Investing in marketing is a challenge. No matter what industry, what scale of business, what degree of resource capacity and capability, it remains a challenge. It is a challenge to define how much is ‘enough’, and it is a challenge to consistently define if ‘enough’ will drive a result that is in turn ‘good enough’. We are quick to look at large-scale, multinational organisations as having more than enough money to do something that a smaller business cannot. But their marketing teams are often held to account at a much higher level in justifying their spending, and often with far less freedom and dynamism. Not to mention that even a big company can have small campaign budgets, especially when you dig down to a product brand (and not company brand) level.

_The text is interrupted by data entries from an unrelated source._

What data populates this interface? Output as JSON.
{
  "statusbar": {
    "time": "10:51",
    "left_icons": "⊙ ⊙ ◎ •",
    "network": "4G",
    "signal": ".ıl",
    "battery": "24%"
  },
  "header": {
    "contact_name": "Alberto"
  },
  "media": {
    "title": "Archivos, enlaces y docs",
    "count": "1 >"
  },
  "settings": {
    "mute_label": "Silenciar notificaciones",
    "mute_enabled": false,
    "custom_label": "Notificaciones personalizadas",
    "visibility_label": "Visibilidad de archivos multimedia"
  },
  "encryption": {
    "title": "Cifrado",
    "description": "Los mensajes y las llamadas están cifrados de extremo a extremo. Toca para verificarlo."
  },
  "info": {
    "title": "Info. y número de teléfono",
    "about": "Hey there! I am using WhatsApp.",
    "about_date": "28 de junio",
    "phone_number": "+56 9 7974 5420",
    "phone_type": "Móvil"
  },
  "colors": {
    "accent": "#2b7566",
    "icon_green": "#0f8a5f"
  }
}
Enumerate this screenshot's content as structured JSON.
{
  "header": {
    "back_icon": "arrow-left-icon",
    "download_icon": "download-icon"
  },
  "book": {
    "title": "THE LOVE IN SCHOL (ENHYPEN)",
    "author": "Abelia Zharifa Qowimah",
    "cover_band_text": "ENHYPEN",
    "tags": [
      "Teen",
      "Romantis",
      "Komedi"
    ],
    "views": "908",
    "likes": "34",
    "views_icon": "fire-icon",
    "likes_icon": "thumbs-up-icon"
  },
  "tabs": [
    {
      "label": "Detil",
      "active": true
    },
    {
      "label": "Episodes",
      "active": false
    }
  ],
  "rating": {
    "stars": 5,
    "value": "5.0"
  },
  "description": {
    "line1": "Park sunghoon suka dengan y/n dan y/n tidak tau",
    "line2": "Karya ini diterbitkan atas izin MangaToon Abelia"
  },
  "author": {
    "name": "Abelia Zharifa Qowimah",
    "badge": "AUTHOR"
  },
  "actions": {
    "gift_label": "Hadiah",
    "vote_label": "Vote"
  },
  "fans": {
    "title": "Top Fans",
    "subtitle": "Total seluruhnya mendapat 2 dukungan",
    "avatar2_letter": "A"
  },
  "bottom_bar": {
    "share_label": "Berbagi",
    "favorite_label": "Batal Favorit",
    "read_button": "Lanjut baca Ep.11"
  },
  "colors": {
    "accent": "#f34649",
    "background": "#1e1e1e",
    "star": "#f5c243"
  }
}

Each year at Hort Connections, the first thing I lock into my diary is the MOYA (Marketer of the Year Award) Showcase. I always relish the opportunity to hear what people have been up to and to engage in the ‘water cooler speculation’ about who will win. Watching this year’s finalists, I sat there and hoped that the judging panel had taken into consideration each submission relative to the submitter; and the level of innovation they should be capable of. And of course, I wondered if smaller businesses could innovate at a level that would get noticed on this stage. It got me thinking, because although I know the answer is “of course they can”, I was curious to review how.

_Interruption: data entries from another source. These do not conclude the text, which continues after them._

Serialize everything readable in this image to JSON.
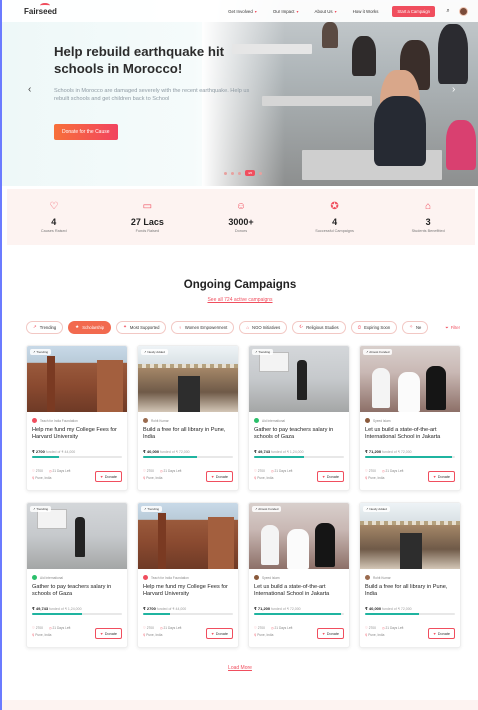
{
  "header": {
    "logo": "Fairseed",
    "nav": [
      "Get Involved",
      "Our Impact",
      "About Us",
      "How it Works"
    ],
    "nav_dropdown": [
      true,
      true,
      true,
      false
    ],
    "start_button": "Start a Campaign"
  },
  "hero": {
    "title": "Help rebuild earthquake hit schools in Morocco!",
    "description": "Schools in Morocco are damaged severely with the recent earthquake. Help us rebuilt schools and get children back to School",
    "cta": "Donate for the Cause",
    "slide_label": "4/6"
  },
  "stats": [
    {
      "icon": "hand-heart-icon",
      "value": "4",
      "label": "Causes Raised"
    },
    {
      "icon": "money-icon",
      "value": "27 Lacs",
      "label": "Funds Raised"
    },
    {
      "icon": "people-icon",
      "value": "3000+",
      "label": "Donors"
    },
    {
      "icon": "badge-icon",
      "value": "4",
      "label": "Successful Campaigns"
    },
    {
      "icon": "graduation-cap-icon",
      "value": "3",
      "label": "Students Benefitted"
    }
  ],
  "section": {
    "title": "Ongoing Campaigns",
    "link": "See all 724 active campaigns"
  },
  "filters": [
    {
      "label": "Trending",
      "active": false
    },
    {
      "label": "Scholarship",
      "active": true
    },
    {
      "label": "Most Supported",
      "active": false
    },
    {
      "label": "Women Empowerment",
      "active": false
    },
    {
      "label": "NGO Initiatives",
      "active": false
    },
    {
      "label": "Religious Studies",
      "active": false
    },
    {
      "label": "Expiring Soon",
      "active": false
    },
    {
      "label": "Ne",
      "active": false
    }
  ],
  "filter_button": "Filter",
  "campaigns": [
    {
      "tag": "Trending",
      "org": "Teach for India Foundation",
      "title": "Help me fund my College Fees for Harvard University",
      "raised": "₹ 2700",
      "goal": "funded of ₹ 44,000",
      "progress": 0.3,
      "donors": "2700",
      "days": "21 Days Left",
      "location": "Pune, India",
      "img": "building",
      "org_color": "#f04e5e"
    },
    {
      "tag": "Newly Added",
      "org": "Rohit Kumar",
      "title": "Build a free for all library in Pune, India",
      "raised": "₹ 40,000",
      "goal": "funded of ₹ 72,000",
      "progress": 0.6,
      "donors": "2700",
      "days": "21 Days Left",
      "location": "Pune, India",
      "img": "library",
      "org_color": "#9a6b4f"
    },
    {
      "tag": "Trending",
      "org": "Aid International",
      "title": "Gather to pay teachers salary in schools of Gaza",
      "raised": "₹ 49,743",
      "goal": "funded of ₹ 1,24,000",
      "progress": 0.55,
      "donors": "2700",
      "days": "21 Days Left",
      "location": "Pune, India",
      "img": "classroom",
      "org_color": "#2bbf6b"
    },
    {
      "tag": "Almost Funded",
      "org": "Syeed Islam",
      "title": "Let us build a state-of-the-art International School in Jakarta",
      "raised": "₹ 71,200",
      "goal": "funded of ₹ 72,000",
      "progress": 0.97,
      "donors": "2700",
      "days": "21 Days Left",
      "location": "Pune, India",
      "img": "girls",
      "org_color": "#8a5a3c"
    },
    {
      "tag": "Trending",
      "org": "Aid International",
      "title": "Gather to pay teachers salary in schools of Gaza",
      "raised": "₹ 49,743",
      "goal": "funded of ₹ 1,24,000",
      "progress": 0.55,
      "donors": "2700",
      "days": "21 Days Left",
      "location": "Pune, India",
      "img": "classroom",
      "org_color": "#2bbf6b"
    },
    {
      "tag": "Trending",
      "org": "Teach for India Foundation",
      "title": "Help me fund my College Fees for Harvard University",
      "raised": "₹ 2700",
      "goal": "funded of ₹ 44,000",
      "progress": 0.3,
      "donors": "2700",
      "days": "21 Days Left",
      "location": "Pune, India",
      "img": "building",
      "org_color": "#f04e5e"
    },
    {
      "tag": "Almost Funded",
      "org": "Syeed Islam",
      "title": "Let us build a state-of-the-art International School in Jakarta",
      "raised": "₹ 71,200",
      "goal": "funded of ₹ 72,000",
      "progress": 0.97,
      "donors": "2700",
      "days": "21 Days Left",
      "location": "Pune, India",
      "img": "girls",
      "org_color": "#8a5a3c"
    },
    {
      "tag": "Newly Added",
      "org": "Rohit Kumar",
      "title": "Build a free for all library in Pune, India",
      "raised": "₹ 40,000",
      "goal": "funded of ₹ 72,000",
      "progress": 0.6,
      "donors": "2700",
      "days": "21 Days Left",
      "location": "Pune, India",
      "img": "library",
      "org_color": "#9a6b4f"
    }
  ],
  "donate_label": "Donate",
  "load_more": "Load More"
}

If you haven’t read it, I would whole heartedly recommend The 4-hour Work Week by Tim Ferriss. I first read this book many years ago, and have recently delved back into it to self-assess on whether I am being efficient with my time as a marketer and more broadly as a human being. My learnings from this text form the cornerstone of this column.

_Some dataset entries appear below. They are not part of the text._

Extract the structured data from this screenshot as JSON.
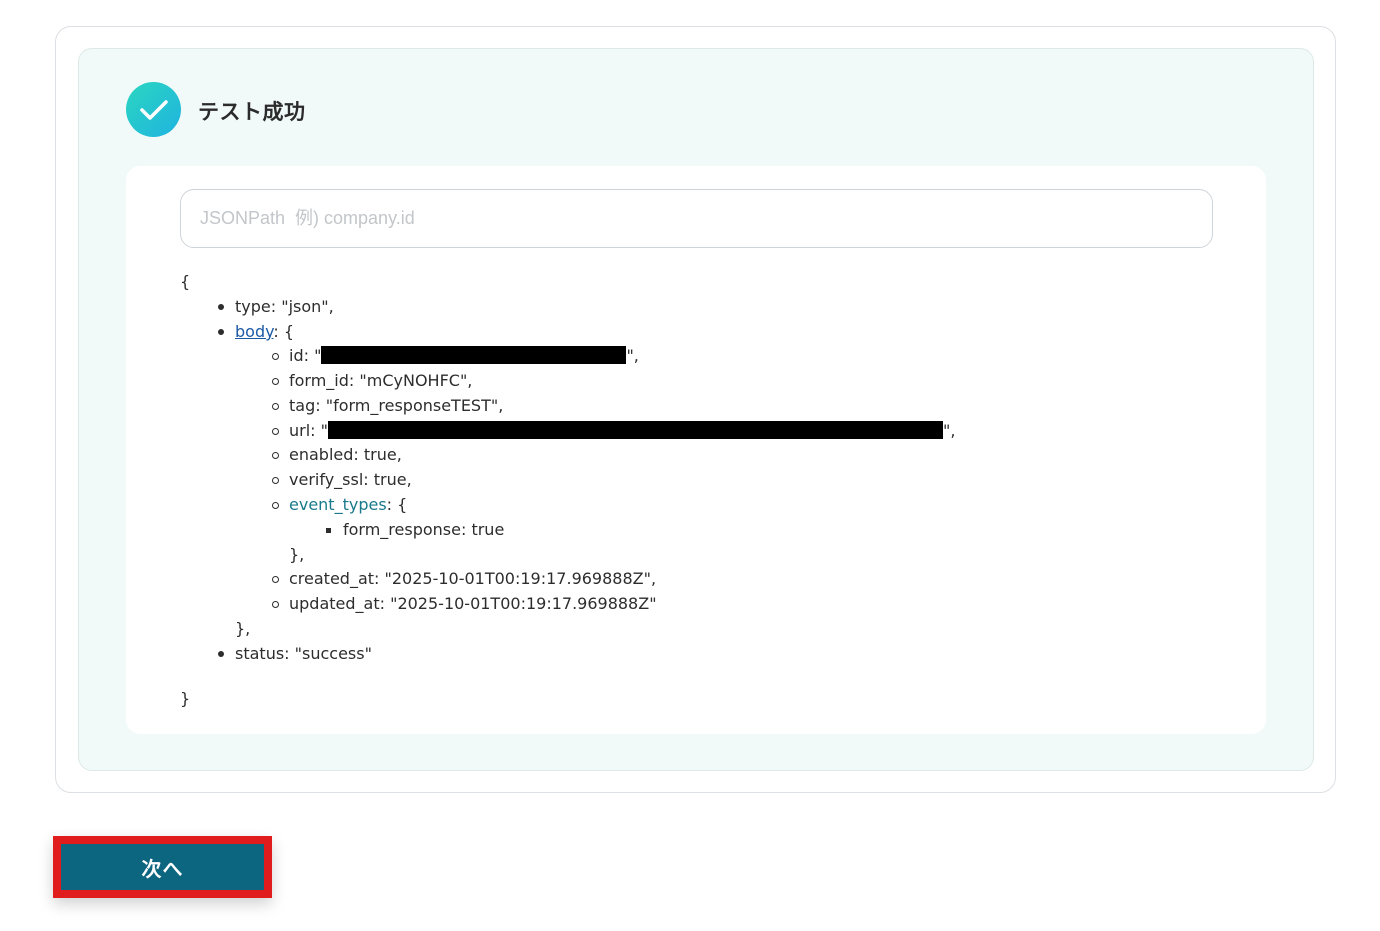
{
  "status": {
    "title": "テスト成功",
    "icon": "check-icon"
  },
  "search": {
    "placeholder": "JSONPath  例) company.id",
    "value": ""
  },
  "json": {
    "open_brace": "{",
    "close_brace": "}",
    "type_line": "type: \"json\",",
    "body_key": "body",
    "body_suffix": ": {",
    "id_prefix": "id: \"",
    "id_suffix": "\",",
    "form_id_line": "form_id: \"mCyNOHFC\",",
    "tag_line": "tag: \"form_responseTEST\",",
    "url_prefix": "url: \"",
    "url_suffix": "\",",
    "enabled_line": "enabled: true,",
    "verify_ssl_line": "verify_ssl: true,",
    "event_types_key": "event_types",
    "event_types_suffix": ": {",
    "form_response_line": "form_response: true",
    "event_types_close": "},",
    "created_at_line": "created_at: \"2025-10-01T00:19:17.969888Z\",",
    "updated_at_line": "updated_at: \"2025-10-01T00:19:17.969888Z\"",
    "body_close": "},",
    "status_line": "status: \"success\""
  },
  "actions": {
    "next_label": "次へ"
  }
}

In simple terms, if you can outsource the workflow of all except the most valuable of your outputs, you will focus your week considerably. In layman’s terms, make sure your team members are spending their time on the tasks where they add the most value, and offload the rest down the ladder or better still out of the business to a third party that can come and go as budget permits.
This logic applies very strongly in marketing. We outsource our social media management, design work, media buying and photography and videography. But a lot of these things are activities that smaller businesses don’t get to experiment with very often. So how does Ferriss’ logic apply to them?
At a granular level it means taking a task and finding a more efficient way of getting it done. For example, we recently needed to scrape 87 recipes from an old, overseas partner’s website and database them ahead of uploading them to a new local brand website. The digital agency was too expensive to justify them collating these recipes, I didn’t have enough spare time, neither did any of my team. To get the work done, we turned to Airtasker. Within 30 minutes we had secured an admin and systems experts based in North Queensland to fulfil the work within 24 hours. By utilising this approach, my team can complete seven other projects that otherwise would have gone untouched. The cost of outsourcing equates to an equivalent of only 20 per cent of the total time saved.
So, we can find quick and bite-sized ways to engage third parties. Something else we can consider is automation. As social media embeds more intrinsically at all stages of the supply chain, the subsequent provenance story becomes more complex. But it also drives increasing scope for automation. To clarify, by automation, I don’t mean a virtual robot answering people’s questions on your website, although this can be a great tool (sometimes). What I am referring to is the use of platforms like IFTTT (If This Then That) and Zapier to automatically link your pre-existing applications (such as Office365, MailChimp and HubSpot). Zapier connects over 1,500 applications and is growing exponentially. We have recently reviewed and expanded the way that Zapier integrates our Google Forms with Mailchimp databases. As a result, my team will never again have to upload a list of new web-subscribers to our mailing lists. This saves roughly 1.5 hours of team time per week in perpetuity.
There is an ever-growing swathe of tech applications and businesses whose primary objective is to disrupt the way people interact with technology and software, so there are always new and smart ways to operate. The same is true of campaign innovation.
By visualising the best way to connect all parties involved and challenge them to aim higher in an integrated and collaborative framework, this year’s MOYA winner, Olivia Grey, delivered a campaign in Hailstorm Heroes (see p7-9) that far exceeded what she could have delivered on her own. She was able to do more than just lead by example, she was able to innovate by example. Congratulations to Olivia and the team at Hort Innovation for their win, which I firmly believe was well deserved.
I readily admit that the innovations listed in this article are not likely to win you a MOYA nomination. However, the mindsets that they foster and the adjustments in capacity that they generate may well lead to something that does.
This article originally appeared in the Spring 2019 edition of Produce Plus, out now.